Have you been thinking about implementing an ERP (Read what an ERP is) for your business? Your first task would be to research distribution ERP features. And perhaps craft a plan aligned with your vision for the future state of your business. While there are similarities, each distributor has a unique business model. As well as transactions and operational capacity considerations. The common dilemma typically is to focus on similarities. Most businesses end up following their industry peers, with the assumption: if it works for them, it’s likely to work for us as well. Although this could be a great approach, it is also likely to fire back. Why? Due to the differences in the transactions and operational capacity needs. So what do you need to do? You need to identify your unique processes. And ensure that the ERP solution you select supports them.
“Understanding of the standard features would help you identify the unique features for your business and prioritize your requirements”
Standard Distribution ERP Features
Generally, the biggest challenge with ERP implementation is that most ERP systems appear alike. It’s primarily because of the standard features. These are the features that most businesses need. They might give you a perception that since most ERP systems are similar, and any of them might work for distributors. This is further from the truth. But documenting standard features with lower priority can help you align your focus to the most critical elements.
The financial processes for distributors are likely to be the same. But some distributors might require features such as consolidated invoicing depending on the type of customers they might target. As well as the industries. The account payable process may have challenges, such as accepting pre-payment or partial payments from international vendors. Not to mention Pro-forma invoices. So here are the most common standard finance features for distributors.
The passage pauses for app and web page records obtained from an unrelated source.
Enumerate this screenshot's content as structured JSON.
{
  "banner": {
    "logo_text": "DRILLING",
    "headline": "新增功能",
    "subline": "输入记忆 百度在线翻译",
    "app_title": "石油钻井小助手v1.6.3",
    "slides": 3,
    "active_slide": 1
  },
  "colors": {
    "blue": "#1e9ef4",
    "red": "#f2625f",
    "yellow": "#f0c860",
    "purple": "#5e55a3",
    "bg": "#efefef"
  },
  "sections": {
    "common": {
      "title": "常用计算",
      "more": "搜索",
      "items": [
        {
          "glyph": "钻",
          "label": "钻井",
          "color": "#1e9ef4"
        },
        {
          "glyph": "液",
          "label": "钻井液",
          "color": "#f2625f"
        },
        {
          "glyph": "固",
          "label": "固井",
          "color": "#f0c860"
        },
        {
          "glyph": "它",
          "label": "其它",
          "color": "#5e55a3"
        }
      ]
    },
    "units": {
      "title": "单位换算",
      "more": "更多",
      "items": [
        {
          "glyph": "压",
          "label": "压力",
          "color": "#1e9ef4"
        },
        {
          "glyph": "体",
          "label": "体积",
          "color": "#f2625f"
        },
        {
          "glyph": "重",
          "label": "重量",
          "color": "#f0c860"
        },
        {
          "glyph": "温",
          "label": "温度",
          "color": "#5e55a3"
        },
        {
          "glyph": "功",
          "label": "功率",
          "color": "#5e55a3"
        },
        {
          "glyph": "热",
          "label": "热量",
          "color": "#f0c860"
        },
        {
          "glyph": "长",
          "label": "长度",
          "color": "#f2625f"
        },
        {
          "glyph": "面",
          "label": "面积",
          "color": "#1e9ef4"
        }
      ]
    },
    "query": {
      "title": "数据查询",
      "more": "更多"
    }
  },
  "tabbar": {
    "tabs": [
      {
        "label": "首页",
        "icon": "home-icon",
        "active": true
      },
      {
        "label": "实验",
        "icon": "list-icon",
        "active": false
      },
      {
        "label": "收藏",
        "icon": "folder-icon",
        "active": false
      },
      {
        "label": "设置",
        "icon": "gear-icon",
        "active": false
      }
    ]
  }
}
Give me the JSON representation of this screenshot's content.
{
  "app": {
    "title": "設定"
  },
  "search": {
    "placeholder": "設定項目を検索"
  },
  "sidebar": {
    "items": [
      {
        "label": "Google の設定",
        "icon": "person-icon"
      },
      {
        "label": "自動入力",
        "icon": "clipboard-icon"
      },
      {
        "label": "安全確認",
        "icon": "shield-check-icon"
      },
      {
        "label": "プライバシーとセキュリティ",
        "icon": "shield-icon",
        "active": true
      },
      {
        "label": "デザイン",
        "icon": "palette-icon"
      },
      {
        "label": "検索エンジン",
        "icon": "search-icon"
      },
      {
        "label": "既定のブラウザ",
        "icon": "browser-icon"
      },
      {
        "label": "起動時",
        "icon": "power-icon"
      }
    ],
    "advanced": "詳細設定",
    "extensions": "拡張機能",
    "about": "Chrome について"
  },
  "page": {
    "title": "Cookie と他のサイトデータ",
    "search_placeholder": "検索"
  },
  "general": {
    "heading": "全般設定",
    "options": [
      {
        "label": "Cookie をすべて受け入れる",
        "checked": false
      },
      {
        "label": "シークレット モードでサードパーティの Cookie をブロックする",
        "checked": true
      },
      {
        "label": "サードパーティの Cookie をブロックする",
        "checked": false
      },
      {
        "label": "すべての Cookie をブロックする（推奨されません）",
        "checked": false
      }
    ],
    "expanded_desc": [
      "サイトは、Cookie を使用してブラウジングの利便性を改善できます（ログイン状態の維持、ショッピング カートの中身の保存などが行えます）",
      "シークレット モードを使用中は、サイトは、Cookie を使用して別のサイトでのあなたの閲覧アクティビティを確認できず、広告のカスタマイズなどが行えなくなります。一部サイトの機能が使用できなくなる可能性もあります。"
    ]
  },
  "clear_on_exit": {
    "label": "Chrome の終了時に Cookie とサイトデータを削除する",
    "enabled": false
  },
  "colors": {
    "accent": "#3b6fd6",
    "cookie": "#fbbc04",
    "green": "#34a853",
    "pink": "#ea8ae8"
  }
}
- Accounts Receivable (AR)
- Accounts Payable (AP)
- General Ledger (GL)
- Cash Management
- Currency Management
- Multi-entity Accounting (If you have more than one location or entity)
- Fixed Assets
- Tax Management
- Financial Reporting
- Invoice Consolidation
- Inventory Management
- Warehouse Management
- Barcode Reading Capabilities
- Pallets or container management (if you ship or receive as a pallet or container)
- Storage Restrictions
- Cycle and Physical Counting
- Wave and Batch Picking
- Cross-docking and 3PL warehouses
- Carrier, UPS, FedEx, and 3PL integration
- NAFTA documentation (if you ship cross-border)
- Kitting (if you perform re-assembly, disassembly, or light manufacturing of your products)
- Vendor and customer inventory
- Vendor part number, cross-reference
- Salas Order Processing
- Purchase Order Processing
- Purchase Approvals
- Customer and Vendor Management
- Pricing and Discount Management
- Sales Quotes
- Vendor Price Matrix
- Customer and Vendor Contracts
- E-commerce integration
Critical Success Factors
The standard features are great. But they are not as important for ERP selection. The critical success factor is what makes or breaks an implementation. They are also your differentiator for your business model. Understanding of standard features will help you identify the unique features of your business. And prioritize your requirements. So you don’t run out of time. Or forget to explore the features that matter.
Included out-of-the-box with some ERP products, these unique features collectively are also called industry-specific features. As well as integration and ecosystem for your specific micro-industry, is what differentiates ERP products.
“Your least risky option would be to find an industry-specific ERP product that is designed for distributors.”
Unless you have a very unique business, a very large IT team as well a budget, your least risky option would be to find an industry-specific ERP product. Designed to support products and planning cycles for distributors. Otherwise, you will not only end up spending more. But you are also likely to increase the implementation risk as well.
The standard features form the foundation of your selection criteria and priorities. However, once your executive team is aligned on the core features, you should be spending the most amount of time. Doing what? Discussing the unique features during your evaluation process. We recommend the 80-20 rule. 80% of the time on the industry-specific features while 20% on the core ERP features.
“We recommend the 80-20 rule. 80% of the time on the industry-specific features while 20% on the core ERP features.”
ERP evaluations are typically overwhelming as you have a steep learning curve. Especially if you have negligible experience implementing an ERP. Also, since ERP implementations are expensive and risky, it only aggravates the pain further. The best way to soothe your team and yourself would be to understand how to prioritize. And where to focus. Knowing the standard features you need is the first step toward your ERP evaluation journey.